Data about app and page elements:
----------

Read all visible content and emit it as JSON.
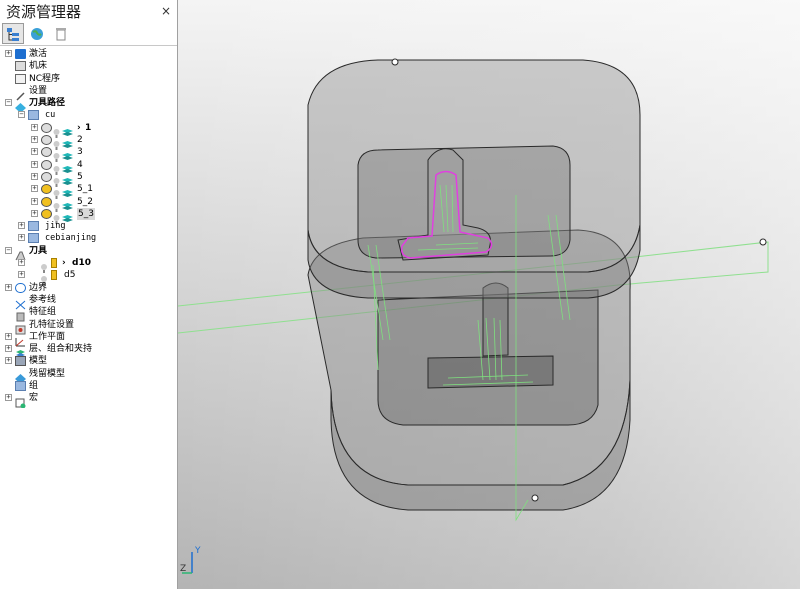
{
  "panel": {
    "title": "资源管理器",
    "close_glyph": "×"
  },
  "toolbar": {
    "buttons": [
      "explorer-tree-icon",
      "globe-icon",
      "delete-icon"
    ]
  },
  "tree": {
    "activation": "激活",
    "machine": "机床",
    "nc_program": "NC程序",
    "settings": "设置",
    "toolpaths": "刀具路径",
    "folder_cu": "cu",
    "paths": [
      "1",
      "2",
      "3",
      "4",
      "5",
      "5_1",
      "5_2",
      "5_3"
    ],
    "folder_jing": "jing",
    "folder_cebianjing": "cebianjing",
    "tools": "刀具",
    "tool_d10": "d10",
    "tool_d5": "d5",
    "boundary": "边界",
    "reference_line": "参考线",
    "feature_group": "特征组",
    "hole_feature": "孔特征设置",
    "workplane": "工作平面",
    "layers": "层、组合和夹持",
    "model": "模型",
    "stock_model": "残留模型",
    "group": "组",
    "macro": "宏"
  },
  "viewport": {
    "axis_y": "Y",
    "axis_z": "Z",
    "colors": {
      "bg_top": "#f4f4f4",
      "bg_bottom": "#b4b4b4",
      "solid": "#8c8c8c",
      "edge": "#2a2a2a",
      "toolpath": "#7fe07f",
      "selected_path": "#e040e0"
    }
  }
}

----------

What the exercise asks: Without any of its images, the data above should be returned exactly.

Response to the exercise:
Read all visible content and emit it as JSON.
{
  "panel": {
    "title": "资源管理器",
    "close_glyph": "×"
  },
  "toolbar": {
    "buttons": [
      "explorer-tree-icon",
      "globe-icon",
      "delete-icon"
    ]
  },
  "tree": {
    "activation": "激活",
    "machine": "机床",
    "nc_program": "NC程序",
    "settings": "设置",
    "toolpaths": "刀具路径",
    "folder_cu": "cu",
    "paths": [
      "1",
      "2",
      "3",
      "4",
      "5",
      "5_1",
      "5_2",
      "5_3"
    ],
    "folder_jing": "jing",
    "folder_cebianjing": "cebianjing",
    "tools": "刀具",
    "tool_d10": "d10",
    "tool_d5": "d5",
    "boundary": "边界",
    "reference_line": "参考线",
    "feature_group": "特征组",
    "hole_feature": "孔特征设置",
    "workplane": "工作平面",
    "layers": "层、组合和夹持",
    "model": "模型",
    "stock_model": "残留模型",
    "group": "组",
    "macro": "宏"
  },
  "viewport": {
    "axis_y": "Y",
    "axis_z": "Z",
    "colors": {
      "bg_top": "#f4f4f4",
      "bg_bottom": "#b4b4b4",
      "solid": "#8c8c8c",
      "edge": "#2a2a2a",
      "toolpath": "#7fe07f",
      "selected_path": "#e040e0"
    }
  }
}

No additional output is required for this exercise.